By Simon Dang | The Playlist May 25, 2012 at 12:20PM
Tracking the festival circuit can sometimes be a frustrating venture as distribution deals (or lack thereof) can negate anticipation and excitement. For smaller-name films, foreign ones in particular, it's sometimes a matter of years before a far away festival hit is released locally. American fans of South Korean helmer Hong Sang-soo and Scotsman Ken Loach can rejoice, however, as the duo's latest films from Cannes have now secured stateside distribution deals.
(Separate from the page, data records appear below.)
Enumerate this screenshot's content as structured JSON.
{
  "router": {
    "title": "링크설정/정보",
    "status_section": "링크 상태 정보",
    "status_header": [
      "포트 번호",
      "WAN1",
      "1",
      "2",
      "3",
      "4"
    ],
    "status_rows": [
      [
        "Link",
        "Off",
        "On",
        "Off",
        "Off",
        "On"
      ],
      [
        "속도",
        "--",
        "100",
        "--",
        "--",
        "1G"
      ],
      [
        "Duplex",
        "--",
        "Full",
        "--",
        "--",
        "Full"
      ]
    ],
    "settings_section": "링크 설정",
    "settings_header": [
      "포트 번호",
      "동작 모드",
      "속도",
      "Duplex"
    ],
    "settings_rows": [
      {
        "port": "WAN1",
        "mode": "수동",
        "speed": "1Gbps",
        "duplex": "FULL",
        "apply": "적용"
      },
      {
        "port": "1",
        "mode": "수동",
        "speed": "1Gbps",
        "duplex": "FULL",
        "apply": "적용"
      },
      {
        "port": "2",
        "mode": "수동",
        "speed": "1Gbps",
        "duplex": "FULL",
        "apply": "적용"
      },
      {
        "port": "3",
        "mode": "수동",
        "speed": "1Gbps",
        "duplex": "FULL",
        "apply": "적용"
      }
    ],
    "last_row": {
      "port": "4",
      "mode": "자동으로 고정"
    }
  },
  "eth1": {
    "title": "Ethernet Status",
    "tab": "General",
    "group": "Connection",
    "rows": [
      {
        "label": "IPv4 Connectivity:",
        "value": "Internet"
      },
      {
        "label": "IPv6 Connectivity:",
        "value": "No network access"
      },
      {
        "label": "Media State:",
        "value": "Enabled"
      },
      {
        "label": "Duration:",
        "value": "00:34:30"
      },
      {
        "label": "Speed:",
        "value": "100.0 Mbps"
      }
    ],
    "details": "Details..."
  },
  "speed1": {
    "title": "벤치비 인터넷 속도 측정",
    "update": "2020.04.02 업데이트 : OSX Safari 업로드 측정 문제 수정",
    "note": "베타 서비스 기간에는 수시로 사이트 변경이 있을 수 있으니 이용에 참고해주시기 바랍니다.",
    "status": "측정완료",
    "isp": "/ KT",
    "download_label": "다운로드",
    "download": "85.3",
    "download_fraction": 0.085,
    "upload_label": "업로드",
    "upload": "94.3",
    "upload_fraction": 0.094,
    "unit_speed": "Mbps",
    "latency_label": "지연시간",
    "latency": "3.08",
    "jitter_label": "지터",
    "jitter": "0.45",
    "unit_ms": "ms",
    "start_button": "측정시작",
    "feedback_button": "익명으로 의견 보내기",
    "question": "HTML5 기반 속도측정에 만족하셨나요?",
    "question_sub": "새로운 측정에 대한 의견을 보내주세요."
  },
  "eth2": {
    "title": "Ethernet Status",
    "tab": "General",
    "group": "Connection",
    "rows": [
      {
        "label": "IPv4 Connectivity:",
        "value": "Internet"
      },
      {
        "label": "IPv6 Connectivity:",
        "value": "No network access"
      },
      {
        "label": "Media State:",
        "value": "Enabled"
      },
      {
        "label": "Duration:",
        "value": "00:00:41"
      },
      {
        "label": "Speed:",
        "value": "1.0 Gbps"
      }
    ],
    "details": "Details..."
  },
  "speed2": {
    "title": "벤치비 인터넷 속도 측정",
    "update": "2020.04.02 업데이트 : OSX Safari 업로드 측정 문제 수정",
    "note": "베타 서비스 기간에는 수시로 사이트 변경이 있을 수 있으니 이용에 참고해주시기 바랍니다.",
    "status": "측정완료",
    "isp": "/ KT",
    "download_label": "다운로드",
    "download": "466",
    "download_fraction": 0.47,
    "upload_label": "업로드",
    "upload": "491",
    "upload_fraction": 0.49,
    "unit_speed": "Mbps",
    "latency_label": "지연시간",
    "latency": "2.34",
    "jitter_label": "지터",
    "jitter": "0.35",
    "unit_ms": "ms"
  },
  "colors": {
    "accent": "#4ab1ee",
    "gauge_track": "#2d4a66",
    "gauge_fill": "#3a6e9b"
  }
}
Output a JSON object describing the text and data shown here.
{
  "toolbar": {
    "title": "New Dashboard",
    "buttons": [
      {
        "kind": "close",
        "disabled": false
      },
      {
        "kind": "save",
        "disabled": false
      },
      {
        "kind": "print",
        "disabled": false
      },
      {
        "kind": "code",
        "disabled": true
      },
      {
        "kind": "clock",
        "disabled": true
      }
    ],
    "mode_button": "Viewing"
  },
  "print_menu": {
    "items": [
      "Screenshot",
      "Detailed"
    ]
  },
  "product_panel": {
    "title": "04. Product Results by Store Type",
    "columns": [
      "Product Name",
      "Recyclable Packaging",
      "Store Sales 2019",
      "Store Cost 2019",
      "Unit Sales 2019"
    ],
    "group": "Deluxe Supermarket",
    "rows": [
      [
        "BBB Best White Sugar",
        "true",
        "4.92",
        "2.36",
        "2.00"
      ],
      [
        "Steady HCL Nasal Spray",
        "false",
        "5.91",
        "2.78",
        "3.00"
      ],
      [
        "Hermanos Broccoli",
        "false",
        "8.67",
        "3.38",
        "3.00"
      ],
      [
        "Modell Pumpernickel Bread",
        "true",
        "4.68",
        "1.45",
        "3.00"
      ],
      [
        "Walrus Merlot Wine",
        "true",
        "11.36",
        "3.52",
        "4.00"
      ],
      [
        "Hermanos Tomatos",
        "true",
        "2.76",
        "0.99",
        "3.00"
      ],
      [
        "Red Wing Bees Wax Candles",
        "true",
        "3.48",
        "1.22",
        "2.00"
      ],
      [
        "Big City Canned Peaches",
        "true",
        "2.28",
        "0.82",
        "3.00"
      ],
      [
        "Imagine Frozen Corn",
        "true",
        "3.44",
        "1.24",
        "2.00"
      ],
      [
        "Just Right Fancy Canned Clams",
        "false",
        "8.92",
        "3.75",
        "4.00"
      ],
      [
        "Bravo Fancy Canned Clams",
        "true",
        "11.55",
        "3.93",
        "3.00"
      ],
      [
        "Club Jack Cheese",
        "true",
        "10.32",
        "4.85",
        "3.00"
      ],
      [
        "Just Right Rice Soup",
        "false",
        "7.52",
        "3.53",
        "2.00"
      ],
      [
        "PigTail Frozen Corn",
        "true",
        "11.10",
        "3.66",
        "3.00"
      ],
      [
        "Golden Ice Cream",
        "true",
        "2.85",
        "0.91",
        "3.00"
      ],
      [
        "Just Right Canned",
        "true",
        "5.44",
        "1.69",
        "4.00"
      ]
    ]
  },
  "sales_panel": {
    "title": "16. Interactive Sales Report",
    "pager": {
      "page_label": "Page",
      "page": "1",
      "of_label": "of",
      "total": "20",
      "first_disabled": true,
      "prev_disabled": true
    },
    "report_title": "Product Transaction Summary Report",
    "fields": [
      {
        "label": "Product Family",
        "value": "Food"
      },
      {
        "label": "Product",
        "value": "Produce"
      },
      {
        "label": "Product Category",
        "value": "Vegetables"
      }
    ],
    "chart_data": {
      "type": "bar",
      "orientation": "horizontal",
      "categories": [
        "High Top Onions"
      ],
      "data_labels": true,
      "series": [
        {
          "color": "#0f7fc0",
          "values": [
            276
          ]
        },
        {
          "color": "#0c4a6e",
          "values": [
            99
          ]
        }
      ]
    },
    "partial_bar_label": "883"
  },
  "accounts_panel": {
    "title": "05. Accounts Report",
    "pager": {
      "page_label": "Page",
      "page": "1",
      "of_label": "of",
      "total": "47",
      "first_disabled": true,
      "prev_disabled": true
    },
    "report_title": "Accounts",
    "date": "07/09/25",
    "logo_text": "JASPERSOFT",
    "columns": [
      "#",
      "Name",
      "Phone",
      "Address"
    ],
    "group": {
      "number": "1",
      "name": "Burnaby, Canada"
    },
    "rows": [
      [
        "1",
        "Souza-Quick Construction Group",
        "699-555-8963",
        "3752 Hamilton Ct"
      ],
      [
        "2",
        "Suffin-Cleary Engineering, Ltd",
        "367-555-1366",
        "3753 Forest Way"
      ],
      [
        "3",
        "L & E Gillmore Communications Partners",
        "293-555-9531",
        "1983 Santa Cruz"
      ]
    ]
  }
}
Hong's "In Another Country," an English-language feature that sees him team with French vet Isabelle Huppert, was one pic we thought might crack the States, and that's definitely the case with arthouse veterans Kino Lorber acquiring rights. The film follows the story of three different characters named Anne (all played by Huppert) who visit the same seaside town and run into the same bunch of people, but with different results each time. Sounds very much in the Hong wheelhouse. Kino Lorber plans to unveil the pic at late summer/early fall festivals before a release later this year. Our review from Cannes described the movie as "light, charming and funny by equal turns, with a pretty terrific performance by Huppert who seems to be having a lot of fun with the part(s)."
Loach's films have had a little more success with U.S. distribution, but for the most part have consistently played to the same, limited fanbase. His latest, "The Angels' Share," has now been picked up by Sundance Selects, though it looks like the deal has only been freshly signed with little detail available about the plans for release. Re-teaming with scribe Paul Laverty (who Loach has worked with on every film since "The Wind That Shakes The Barley"), the story follows a new father who narrowly escapes a prison sentence and concocts a plan to carve out a new future that involves a whiskey distillery. Our Cannes review noted that "some good laughs and a passable air of bonhomie do nothing to cover up the fact that 'The Angels’ Share' is totally lightweight and distractingly underdone." [TheWrap/ScreenDaily]